DATA FOR ANALYSIS
-- Opening Marker --

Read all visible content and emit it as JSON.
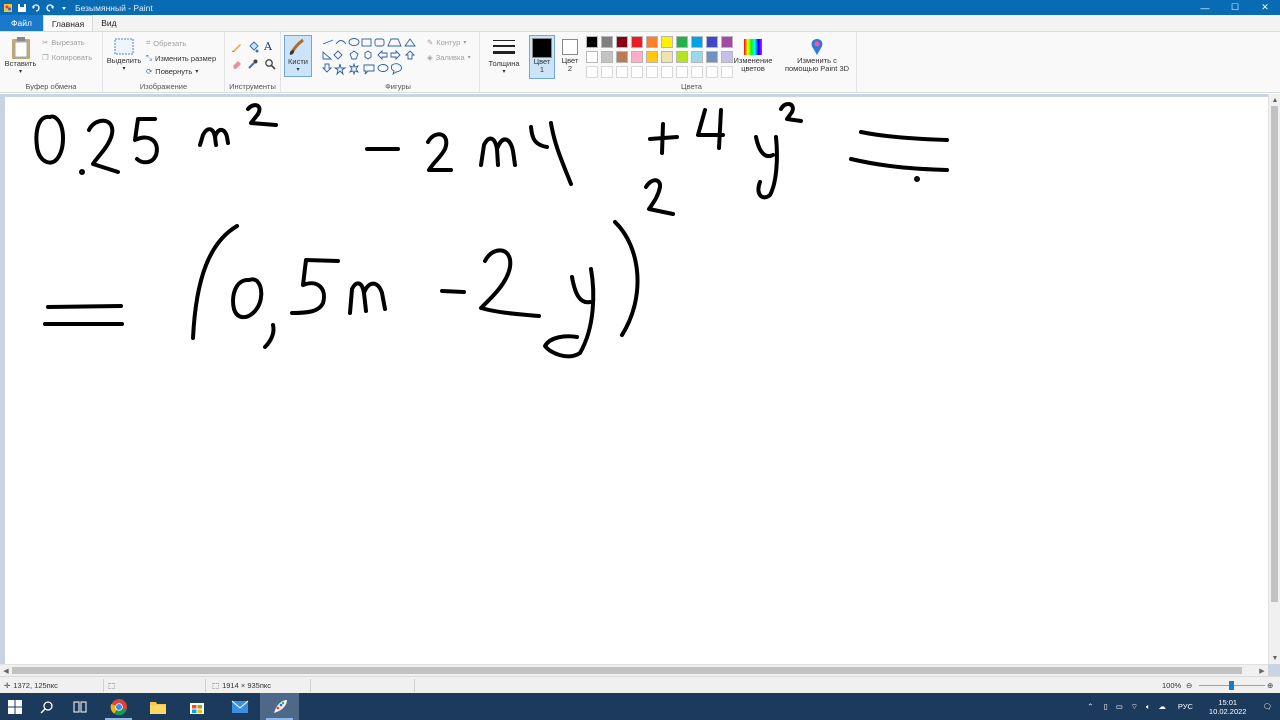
{
  "window": {
    "title": "Безымянный - Paint",
    "controls": {
      "minimize": "—",
      "maximize": "☐",
      "close": "✕"
    }
  },
  "menu": {
    "tabs": [
      "Файл",
      "Главная",
      "Вид"
    ]
  },
  "ribbon": {
    "clipboard": {
      "label": "Буфер обмена",
      "paste": "Вставить",
      "cut": "Вырезать",
      "copy": "Копировать"
    },
    "image": {
      "label": "Изображение",
      "select": "Выделить",
      "crop": "Обрезать",
      "resize": "Изменить размер",
      "rotate": "Повернуть"
    },
    "tools": {
      "label": "Инструменты"
    },
    "brushes": {
      "label": "Кисти"
    },
    "shapes": {
      "label": "Фигуры",
      "outline": "Контур",
      "fill": "Заливка"
    },
    "size": {
      "label": "Толщина"
    },
    "colors": {
      "label": "Цвета",
      "color1_line1": "Цвет",
      "color1_line2": "1",
      "color2_line1": "Цвет",
      "color2_line2": "2",
      "edit_line1": "Изменение",
      "edit_line2": "цветов",
      "paint3d_line1": "Изменить с",
      "paint3d_line2": "помощью Paint 3D",
      "palette": [
        "#000000",
        "#7f7f7f",
        "#880015",
        "#ed1c24",
        "#ff7f27",
        "#fff200",
        "#22b14c",
        "#00a2e8",
        "#3f48cc",
        "#a349a4",
        "#ffffff",
        "#c3c3c3",
        "#b97a57",
        "#ffaec9",
        "#ffc90e",
        "#efe4b0",
        "#b5e61d",
        "#99d9ea",
        "#7092be",
        "#c8bfe7"
      ]
    }
  },
  "status": {
    "cursor_pos": "1372, 125пкс",
    "image_size": "1914 × 935пкс",
    "zoom": "100%",
    "zoom_level_percent": 100
  },
  "taskbar": {
    "language": "РУС",
    "time": "15:01",
    "date": "10.02.2022"
  }
}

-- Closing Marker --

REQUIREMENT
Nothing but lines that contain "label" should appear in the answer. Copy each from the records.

YOUR RESPONSE
      "label": "Буфер обмена",
      "label": "Изображение",
      "label": "Инструменты"
      "label": "Кисти"
      "label": "Фигуры",
      "label": "Толщина"
      "label": "Цвета",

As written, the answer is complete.